DIRECTIONS →
Which lines of the listing hold the string "icon"? Show each of them.

GIVEN DATA →

----

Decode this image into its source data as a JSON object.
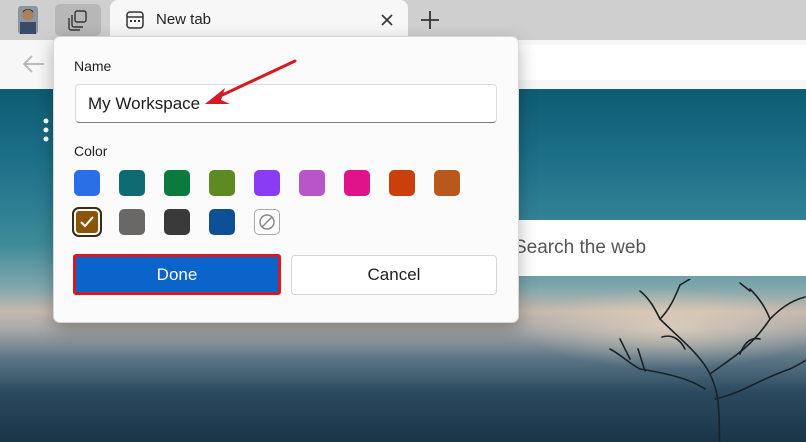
{
  "tabs": [
    {
      "title": "New tab"
    }
  ],
  "page": {
    "search_placeholder": "Search the web"
  },
  "workspace_dialog": {
    "name_label": "Name",
    "name_value": "My Workspace",
    "color_label": "Color",
    "colors": [
      {
        "hex": "#2a6ee8",
        "selected": false
      },
      {
        "hex": "#0f6b72",
        "selected": false
      },
      {
        "hex": "#0b7a3e",
        "selected": false
      },
      {
        "hex": "#5d8a22",
        "selected": false
      },
      {
        "hex": "#8a3cf2",
        "selected": false
      },
      {
        "hex": "#b755c9",
        "selected": false
      },
      {
        "hex": "#e0138a",
        "selected": false
      },
      {
        "hex": "#c9400b",
        "selected": false
      },
      {
        "hex": "#b8581c",
        "selected": false
      },
      {
        "hex": "#8a5509",
        "selected": true
      },
      {
        "hex": "#6a6866",
        "selected": false
      },
      {
        "hex": "#3a3a3a",
        "selected": false
      },
      {
        "hex": "#0f4f96",
        "selected": false
      },
      {
        "hex": "none",
        "selected": false
      }
    ],
    "done_label": "Done",
    "cancel_label": "Cancel"
  },
  "colors": {
    "accent": "#0b64c9",
    "highlight": "#d61a24"
  }
}
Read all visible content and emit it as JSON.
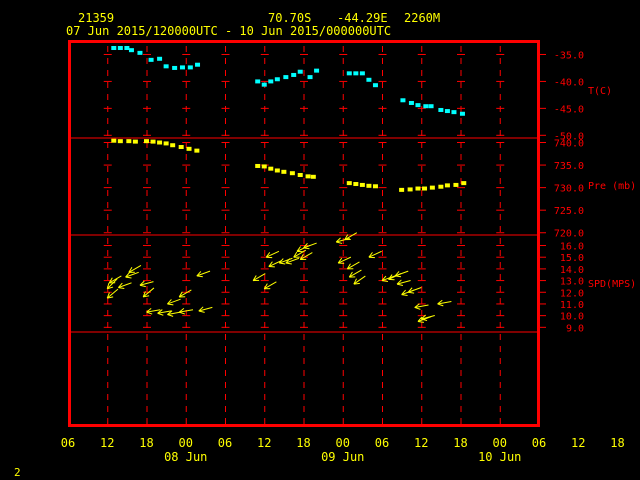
{
  "header": {
    "station": "21359",
    "lat": "70.70S",
    "lon": "-44.29E",
    "elev": "2260M",
    "period": "07 Jun 2015/120000UTC - 10 Jun 2015/000000UTC"
  },
  "footer": {
    "page": "2"
  },
  "colors": {
    "frame": "#ff0000",
    "temp": "#00ffff",
    "pressure": "#ffff00",
    "wind": "#ffff00",
    "text": "#ffff00",
    "axis_text": "#ff0000",
    "background": "#000000"
  },
  "chart_data": {
    "type": "scatter",
    "x_axis": {
      "unit": "hours since 07 Jun 2015 06UTC",
      "ticks": [
        0,
        6,
        12,
        18,
        24,
        30,
        36,
        42,
        48,
        54,
        60,
        66,
        72,
        78,
        84,
        90
      ],
      "tick_labels": [
        "06",
        "12",
        "18",
        "00",
        "06",
        "12",
        "18",
        "00",
        "06",
        "12",
        "18",
        "00",
        "06",
        "12",
        "18",
        "00",
        "06"
      ],
      "tick_labels_all": [
        "06",
        "12",
        "18",
        "00",
        "06",
        "12",
        "18",
        "00",
        "06",
        "12",
        "18",
        "00",
        "06",
        "12",
        "18",
        "00",
        "06"
      ],
      "day_labels": [
        {
          "label": "08 Jun",
          "at": 18
        },
        {
          "label": "09 Jun",
          "at": 42
        },
        {
          "label": "10 Jun",
          "at": 66
        }
      ],
      "range": [
        0,
        72
      ]
    },
    "panels": [
      {
        "name": "temperature",
        "label": "T(C)",
        "ticks": [
          -35.0,
          -40.0,
          -45.0,
          -50.0
        ],
        "tick_labels": [
          "-35.0",
          "-40.0",
          "-45.0",
          "-50.0"
        ],
        "ylim": [
          -50.5,
          -32.5
        ],
        "color": "#00ffff",
        "points": [
          [
            7.0,
            -33.8
          ],
          [
            8.0,
            -33.8
          ],
          [
            9.0,
            -33.8
          ],
          [
            9.7,
            -34.2
          ],
          [
            11.0,
            -34.7
          ],
          [
            12.7,
            -36.0
          ],
          [
            14.0,
            -35.8
          ],
          [
            15.0,
            -37.2
          ],
          [
            16.3,
            -37.5
          ],
          [
            17.5,
            -37.4
          ],
          [
            18.7,
            -37.4
          ],
          [
            19.8,
            -36.9
          ],
          [
            29.0,
            -40.0
          ],
          [
            30.0,
            -40.6
          ],
          [
            31.0,
            -40.0
          ],
          [
            32.0,
            -39.6
          ],
          [
            33.3,
            -39.2
          ],
          [
            34.5,
            -38.8
          ],
          [
            35.5,
            -38.2
          ],
          [
            37.0,
            -39.2
          ],
          [
            38.0,
            -38.0
          ],
          [
            43.0,
            -38.5
          ],
          [
            44.0,
            -38.5
          ],
          [
            45.0,
            -38.5
          ],
          [
            46.0,
            -39.7
          ],
          [
            47.0,
            -40.7
          ],
          [
            51.2,
            -43.5
          ],
          [
            52.5,
            -44.0
          ],
          [
            53.5,
            -44.4
          ],
          [
            54.7,
            -44.6
          ],
          [
            55.5,
            -44.6
          ],
          [
            57.0,
            -45.3
          ],
          [
            58.0,
            -45.5
          ],
          [
            59.0,
            -45.7
          ],
          [
            60.3,
            -46.0
          ]
        ]
      },
      {
        "name": "pressure",
        "label": "Pre (mb)",
        "ticks": [
          740.0,
          735.0,
          730.0,
          725.0,
          720.0
        ],
        "tick_labels": [
          "740.0",
          "735.0",
          "730.0",
          "725.0",
          "720.0"
        ],
        "ylim": [
          719.5,
          741.0
        ],
        "color": "#ffff00",
        "points": [
          [
            7.0,
            740.4
          ],
          [
            8.0,
            740.3
          ],
          [
            9.3,
            740.3
          ],
          [
            10.3,
            740.2
          ],
          [
            12.0,
            740.3
          ],
          [
            13.0,
            740.2
          ],
          [
            14.0,
            740.0
          ],
          [
            15.0,
            739.8
          ],
          [
            16.0,
            739.4
          ],
          [
            17.3,
            739.0
          ],
          [
            18.5,
            738.6
          ],
          [
            19.7,
            738.2
          ],
          [
            29.0,
            734.8
          ],
          [
            30.0,
            734.7
          ],
          [
            31.0,
            734.2
          ],
          [
            32.0,
            733.8
          ],
          [
            33.0,
            733.5
          ],
          [
            34.3,
            733.2
          ],
          [
            35.5,
            732.8
          ],
          [
            36.7,
            732.5
          ],
          [
            37.5,
            732.4
          ],
          [
            43.0,
            731.0
          ],
          [
            44.0,
            730.8
          ],
          [
            45.0,
            730.6
          ],
          [
            46.0,
            730.4
          ],
          [
            47.0,
            730.3
          ],
          [
            51.0,
            729.5
          ],
          [
            52.3,
            729.6
          ],
          [
            53.5,
            729.8
          ],
          [
            54.5,
            729.8
          ],
          [
            55.7,
            730.0
          ],
          [
            57.0,
            730.2
          ],
          [
            58.0,
            730.5
          ],
          [
            59.3,
            730.6
          ],
          [
            60.5,
            731.0
          ]
        ]
      },
      {
        "name": "wind",
        "label": "SPD(MPS)",
        "ticks": [
          16.0,
          15.0,
          14.0,
          13.0,
          12.0,
          11.0,
          10.0,
          9.0
        ],
        "tick_labels": [
          "16.0",
          "15.0",
          "14.0",
          "13.0",
          "12.0",
          "11.0",
          "10.0",
          "9.0"
        ],
        "ylim": [
          8.6,
          16.9
        ],
        "color": "#ffff00",
        "barbs": [
          [
            6.0,
            12.3,
            45
          ],
          [
            6.3,
            12.8,
            30
          ],
          [
            6.0,
            11.5,
            40
          ],
          [
            7.7,
            12.4,
            20
          ],
          [
            9.3,
            13.7,
            30
          ],
          [
            8.8,
            13.3,
            20
          ],
          [
            11.5,
            11.6,
            40
          ],
          [
            11.0,
            12.6,
            15
          ],
          [
            12.0,
            10.3,
            10
          ],
          [
            13.7,
            10.2,
            10
          ],
          [
            15.2,
            11.0,
            20
          ],
          [
            15.2,
            10.1,
            10
          ],
          [
            17.0,
            10.3,
            10
          ],
          [
            17.0,
            11.6,
            30
          ],
          [
            19.7,
            13.4,
            20
          ],
          [
            20.0,
            10.4,
            15
          ],
          [
            28.3,
            13.0,
            30
          ],
          [
            30.0,
            12.3,
            30
          ],
          [
            30.3,
            15.0,
            25
          ],
          [
            30.7,
            14.2,
            25
          ],
          [
            32.3,
            14.5,
            20
          ],
          [
            33.3,
            14.5,
            20
          ],
          [
            34.5,
            15.0,
            30
          ],
          [
            35.0,
            15.5,
            25
          ],
          [
            35.5,
            14.8,
            30
          ],
          [
            36.0,
            15.8,
            20
          ],
          [
            41.0,
            16.3,
            15
          ],
          [
            42.3,
            16.5,
            30
          ],
          [
            41.3,
            14.5,
            25
          ],
          [
            42.7,
            14.0,
            30
          ],
          [
            43.0,
            13.3,
            30
          ],
          [
            43.7,
            12.7,
            35
          ],
          [
            46.0,
            15.0,
            25
          ],
          [
            48.0,
            13.0,
            20
          ],
          [
            49.0,
            13.1,
            25
          ],
          [
            50.0,
            13.4,
            20
          ],
          [
            50.3,
            12.7,
            15
          ],
          [
            51.0,
            11.8,
            20
          ],
          [
            52.0,
            12.0,
            20
          ],
          [
            53.0,
            10.7,
            10
          ],
          [
            53.5,
            9.5,
            20
          ],
          [
            54.0,
            9.7,
            15
          ],
          [
            56.5,
            11.0,
            10
          ]
        ]
      }
    ]
  }
}
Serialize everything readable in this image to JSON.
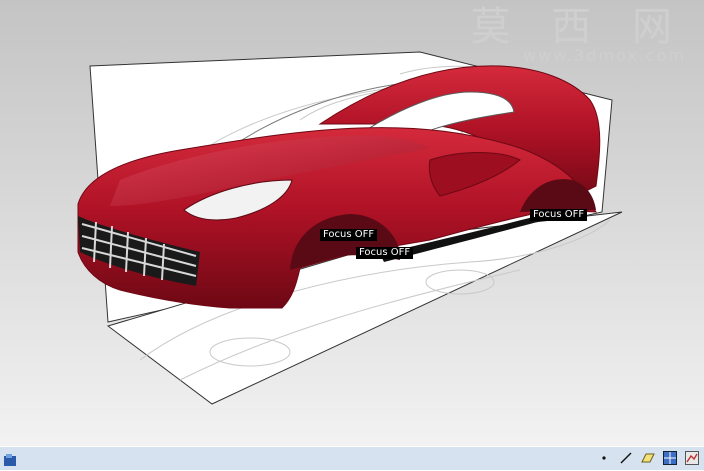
{
  "watermark": {
    "title": "莫 西 网",
    "url": "www.3dmox.com"
  },
  "focus_labels": [
    "Focus OFF",
    "Focus OFF",
    "Focus OFF"
  ],
  "colors": {
    "car_body": "#b01226",
    "background_top": "#c4c4c4",
    "background_bottom": "#f2f2f2",
    "status_bar": "#d6e2ef"
  },
  "statusbar": {
    "left_icon": "app-icon",
    "tools": [
      "dot-icon",
      "line-icon",
      "plane-icon",
      "grid-icon",
      "render-icon"
    ]
  }
}
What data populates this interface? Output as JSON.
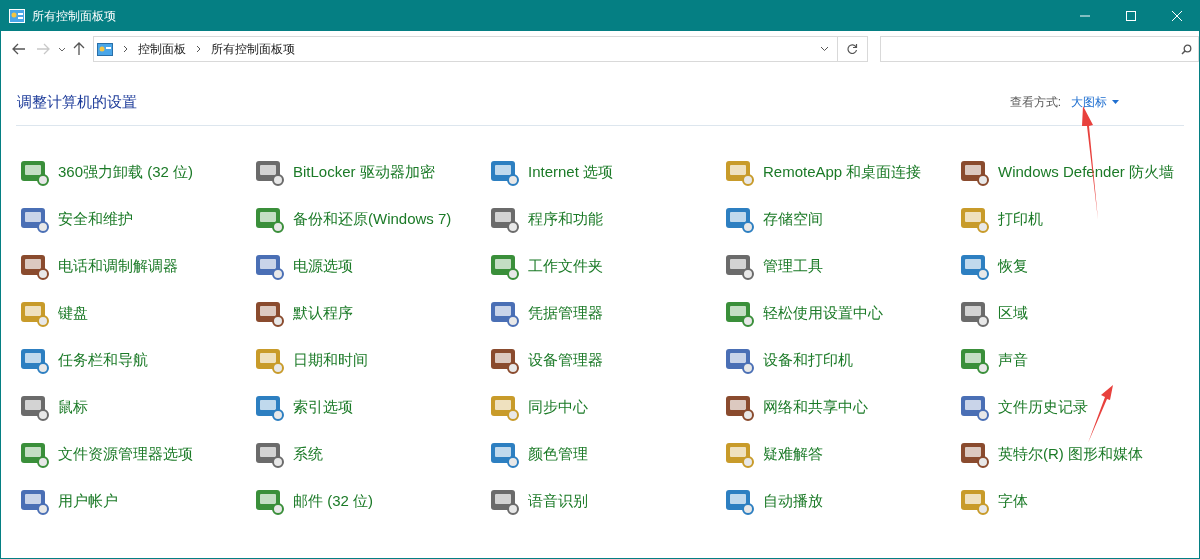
{
  "window": {
    "title": "所有控制面板项"
  },
  "address_bar": {
    "crumbs": [
      "控制面板",
      "所有控制面板项"
    ]
  },
  "header": {
    "title": "调整计算机的设置",
    "view_label": "查看方式:",
    "view_value": "大图标"
  },
  "items": [
    {
      "label": "360强力卸载 (32 位)"
    },
    {
      "label": "BitLocker 驱动器加密"
    },
    {
      "label": "Internet 选项"
    },
    {
      "label": "RemoteApp 和桌面连接"
    },
    {
      "label": "Windows Defender 防火墙"
    },
    {
      "label": "安全和维护"
    },
    {
      "label": "备份和还原(Windows 7)"
    },
    {
      "label": "程序和功能"
    },
    {
      "label": "存储空间"
    },
    {
      "label": "打印机"
    },
    {
      "label": "电话和调制解调器"
    },
    {
      "label": "电源选项"
    },
    {
      "label": "工作文件夹"
    },
    {
      "label": "管理工具"
    },
    {
      "label": "恢复"
    },
    {
      "label": "键盘"
    },
    {
      "label": "默认程序"
    },
    {
      "label": "凭据管理器"
    },
    {
      "label": "轻松使用设置中心"
    },
    {
      "label": "区域"
    },
    {
      "label": "任务栏和导航"
    },
    {
      "label": "日期和时间"
    },
    {
      "label": "设备管理器"
    },
    {
      "label": "设备和打印机"
    },
    {
      "label": "声音"
    },
    {
      "label": "鼠标"
    },
    {
      "label": "索引选项"
    },
    {
      "label": "同步中心"
    },
    {
      "label": "网络和共享中心"
    },
    {
      "label": "文件历史记录"
    },
    {
      "label": "文件资源管理器选项"
    },
    {
      "label": "系统"
    },
    {
      "label": "颜色管理"
    },
    {
      "label": "疑难解答"
    },
    {
      "label": "英特尔(R) 图形和媒体"
    },
    {
      "label": "用户帐户"
    },
    {
      "label": "邮件 (32 位)"
    },
    {
      "label": "语音识别"
    },
    {
      "label": "自动播放"
    },
    {
      "label": "字体"
    }
  ]
}
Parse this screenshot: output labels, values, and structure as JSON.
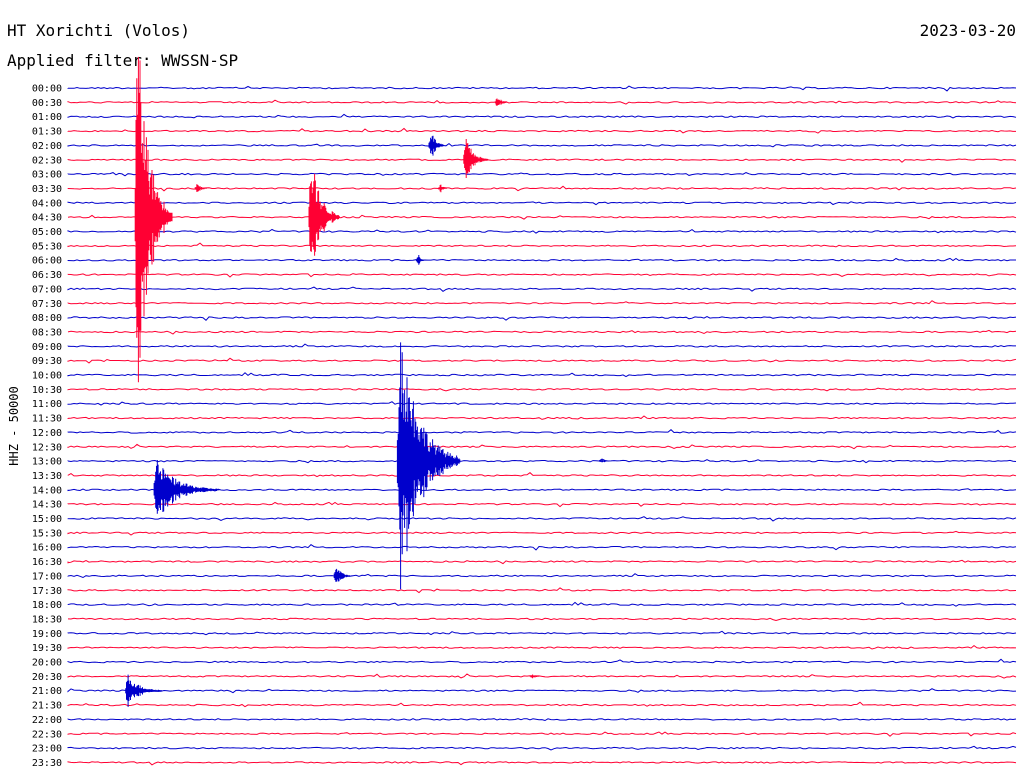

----

OUTPUT OF THE EXERCISE →
    "left_icon": "app-icon",
      "dot-icon",
      "line-icon",
      "plane-icon",
      "grid-icon",
      "render-icon"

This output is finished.